  •  As technological legacy issues are likely to be less of a barrier, there is useful opportunity to develop a universal framework for the electronic record that is appropriate for the disability sector and can evolve according to changing needs.  One option would be to develop a simple and secure web service accessible from any computer or mobile device (similar to current internet banking practices). The NDIS will be accompanied by an expansion of service provision, which allows new entrants to be given receive consistent advice about technological requirements and processes associated with the record. This is complemented by the relatively low use of E-health type technology in the disability sector, reducing the extent of disruptions caused by changes to IT systems or existing practises.
As with, PCEHR, the electronic disability record will require careful and clearly articulated privacy protocols, which should be developed in consultation with the Australian Privacy Commissioner. One important facet of this would be differing levels of access. For example, service providers would only have access to a specified range of information, with active consent from the client. Similarly, accesses to the record by different services providers could potentially be ‘layered’ according to needs or preference of the client. In some cases, a person might not want a provider to have access to the record at all, and in that case, the person would have to provide the required information to service providers in the traditional way. Similarly, protocols will also need to be established for entering data onto the record (privacy issues are discussed further in chapter 12).
Recommendation 10.2
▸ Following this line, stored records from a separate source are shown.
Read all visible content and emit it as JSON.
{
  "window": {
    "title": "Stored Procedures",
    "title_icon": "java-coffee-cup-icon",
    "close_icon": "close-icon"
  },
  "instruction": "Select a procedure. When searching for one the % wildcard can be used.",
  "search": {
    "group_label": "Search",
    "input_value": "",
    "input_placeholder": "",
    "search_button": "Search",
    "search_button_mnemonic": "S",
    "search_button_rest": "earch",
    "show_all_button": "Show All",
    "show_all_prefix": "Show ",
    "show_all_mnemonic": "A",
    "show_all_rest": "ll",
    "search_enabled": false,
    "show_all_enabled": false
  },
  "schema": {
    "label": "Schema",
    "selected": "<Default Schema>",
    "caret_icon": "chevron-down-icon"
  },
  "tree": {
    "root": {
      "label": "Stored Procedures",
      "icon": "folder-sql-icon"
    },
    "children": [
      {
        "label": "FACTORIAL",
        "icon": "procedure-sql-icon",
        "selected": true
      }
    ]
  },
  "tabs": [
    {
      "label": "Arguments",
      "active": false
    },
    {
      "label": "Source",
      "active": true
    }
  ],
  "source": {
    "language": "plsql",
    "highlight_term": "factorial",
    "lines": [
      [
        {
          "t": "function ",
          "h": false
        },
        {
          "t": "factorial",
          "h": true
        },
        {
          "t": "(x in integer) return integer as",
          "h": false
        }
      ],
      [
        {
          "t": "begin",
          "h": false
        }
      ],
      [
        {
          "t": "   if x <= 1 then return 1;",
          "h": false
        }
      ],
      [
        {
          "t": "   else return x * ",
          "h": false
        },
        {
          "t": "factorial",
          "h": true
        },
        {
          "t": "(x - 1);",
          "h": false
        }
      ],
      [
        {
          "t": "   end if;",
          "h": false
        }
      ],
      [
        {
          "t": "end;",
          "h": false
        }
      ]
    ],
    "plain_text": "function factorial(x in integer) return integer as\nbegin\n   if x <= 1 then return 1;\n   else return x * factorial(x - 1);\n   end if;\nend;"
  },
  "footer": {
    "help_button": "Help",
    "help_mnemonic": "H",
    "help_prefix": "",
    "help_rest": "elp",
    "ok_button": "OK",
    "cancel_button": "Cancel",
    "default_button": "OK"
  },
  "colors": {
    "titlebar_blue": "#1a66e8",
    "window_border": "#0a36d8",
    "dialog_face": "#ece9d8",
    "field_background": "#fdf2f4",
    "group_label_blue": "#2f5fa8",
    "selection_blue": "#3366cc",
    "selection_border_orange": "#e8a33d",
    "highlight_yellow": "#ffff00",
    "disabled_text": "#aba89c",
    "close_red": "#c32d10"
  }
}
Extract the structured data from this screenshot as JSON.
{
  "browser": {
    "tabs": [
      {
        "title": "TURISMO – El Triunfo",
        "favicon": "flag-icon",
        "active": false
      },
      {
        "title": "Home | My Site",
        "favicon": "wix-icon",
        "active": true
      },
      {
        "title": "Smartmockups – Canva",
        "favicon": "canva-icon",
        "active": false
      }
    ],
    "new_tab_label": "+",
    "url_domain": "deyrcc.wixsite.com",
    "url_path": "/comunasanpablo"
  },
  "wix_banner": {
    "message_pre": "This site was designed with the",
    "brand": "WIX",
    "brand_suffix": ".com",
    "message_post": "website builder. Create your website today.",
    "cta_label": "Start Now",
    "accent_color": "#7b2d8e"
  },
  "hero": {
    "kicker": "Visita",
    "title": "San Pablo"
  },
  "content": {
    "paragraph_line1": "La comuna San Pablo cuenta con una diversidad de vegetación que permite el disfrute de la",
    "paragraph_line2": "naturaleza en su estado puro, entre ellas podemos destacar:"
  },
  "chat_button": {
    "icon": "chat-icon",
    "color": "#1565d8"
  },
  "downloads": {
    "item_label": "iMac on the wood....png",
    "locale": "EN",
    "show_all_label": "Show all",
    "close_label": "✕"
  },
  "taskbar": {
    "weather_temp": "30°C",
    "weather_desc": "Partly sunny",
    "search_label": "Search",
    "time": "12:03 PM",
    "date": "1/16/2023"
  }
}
The Australian Government should, with privacy safeguards, fund and develop a national system for a shared electronic record of the relevant details of NDIA participants, including assessed need, service entitlements, use and cost of specialist disability services, outcomes and other key data items.
----- End Extract
From Section 12 we also see this paragraph or two:
----- Begin Extract.
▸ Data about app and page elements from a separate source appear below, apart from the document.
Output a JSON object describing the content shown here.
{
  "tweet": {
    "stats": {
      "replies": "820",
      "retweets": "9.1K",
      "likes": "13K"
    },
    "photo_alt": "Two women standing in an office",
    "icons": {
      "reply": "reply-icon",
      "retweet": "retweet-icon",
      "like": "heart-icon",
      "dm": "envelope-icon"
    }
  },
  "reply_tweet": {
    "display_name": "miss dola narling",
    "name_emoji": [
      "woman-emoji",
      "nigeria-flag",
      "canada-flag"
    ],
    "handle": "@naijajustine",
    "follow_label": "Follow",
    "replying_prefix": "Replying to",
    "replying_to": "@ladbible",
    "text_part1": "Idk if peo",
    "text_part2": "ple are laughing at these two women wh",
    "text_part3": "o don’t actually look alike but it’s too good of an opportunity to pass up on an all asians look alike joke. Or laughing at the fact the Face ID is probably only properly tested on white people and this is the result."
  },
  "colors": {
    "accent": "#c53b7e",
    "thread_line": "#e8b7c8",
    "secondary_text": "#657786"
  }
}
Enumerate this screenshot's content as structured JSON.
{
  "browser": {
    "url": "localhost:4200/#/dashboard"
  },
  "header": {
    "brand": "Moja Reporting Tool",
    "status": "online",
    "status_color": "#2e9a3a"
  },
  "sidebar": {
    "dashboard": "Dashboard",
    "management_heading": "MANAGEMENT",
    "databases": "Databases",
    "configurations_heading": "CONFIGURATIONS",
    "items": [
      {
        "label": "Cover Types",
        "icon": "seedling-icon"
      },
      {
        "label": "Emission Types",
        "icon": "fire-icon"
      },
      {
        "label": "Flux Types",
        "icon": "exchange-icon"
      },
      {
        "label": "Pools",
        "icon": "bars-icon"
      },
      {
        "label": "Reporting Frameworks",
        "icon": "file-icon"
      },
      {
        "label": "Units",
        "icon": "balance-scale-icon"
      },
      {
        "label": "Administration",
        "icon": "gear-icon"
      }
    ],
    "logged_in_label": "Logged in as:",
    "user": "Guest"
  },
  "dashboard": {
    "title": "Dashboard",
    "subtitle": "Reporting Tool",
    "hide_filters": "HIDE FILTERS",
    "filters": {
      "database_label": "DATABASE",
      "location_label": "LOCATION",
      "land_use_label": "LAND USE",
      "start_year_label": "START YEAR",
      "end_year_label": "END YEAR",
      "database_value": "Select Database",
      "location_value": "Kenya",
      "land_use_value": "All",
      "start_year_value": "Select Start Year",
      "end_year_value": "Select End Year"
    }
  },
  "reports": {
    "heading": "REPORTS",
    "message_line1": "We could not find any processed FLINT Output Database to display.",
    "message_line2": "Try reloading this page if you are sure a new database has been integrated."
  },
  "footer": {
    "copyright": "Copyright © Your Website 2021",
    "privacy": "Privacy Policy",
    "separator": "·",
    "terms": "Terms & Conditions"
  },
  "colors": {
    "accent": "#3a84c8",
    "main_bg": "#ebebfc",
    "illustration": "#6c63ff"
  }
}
Links with the eHealth initiatives

The evidence base of the scheme should ideally mesh with eHealth initiatives (for example, the use of common personal identifiers) and interface effectively with the broader health sector. The latter would allow, for example, better information on those people who enter the disability system, but later withdraw. They may subsequently re-enter the mainstream health sector but, under current arrangements, their medical experiences and history can become ‘lost’ in a bureaucratic sense. This issue is examined in greater detail in chapter 10.
Recommendation 12.3

The NDIA should make relevant data, research and analysis publicly available, subject to confidentiality, privacy and ethical safeguards.
----- End Extract
So what we have in this report is suggesting scope expansion of the Health Identifier Service to the Disability Sector and the creation of a whole new Government run system to manage and research those receiving disability services.
I really hope those planning for implementation of these ideas watch very closely how the NEHRS / PCEHR progresses and carefully learn all the lessons possible from what is going on in the Health Sector.
One has a really bad sense of déjà vu with all this!

1 comment:

Cris Kerr said...

I raised this option at one of the forums as well as in my PCEHR draft concept of operations feedback response 31 May 2011 (pages 5 & 17).

I still believe a shared electronic record is needed to ease the burden on carers and the disabled, but very sadly, in respect of the PCEHR and the way it has progressed to-date... I'm hoping and praying nothing will be progressed until the PCEHR is either fixed (with all that entails from my perspective) or halted and deferred.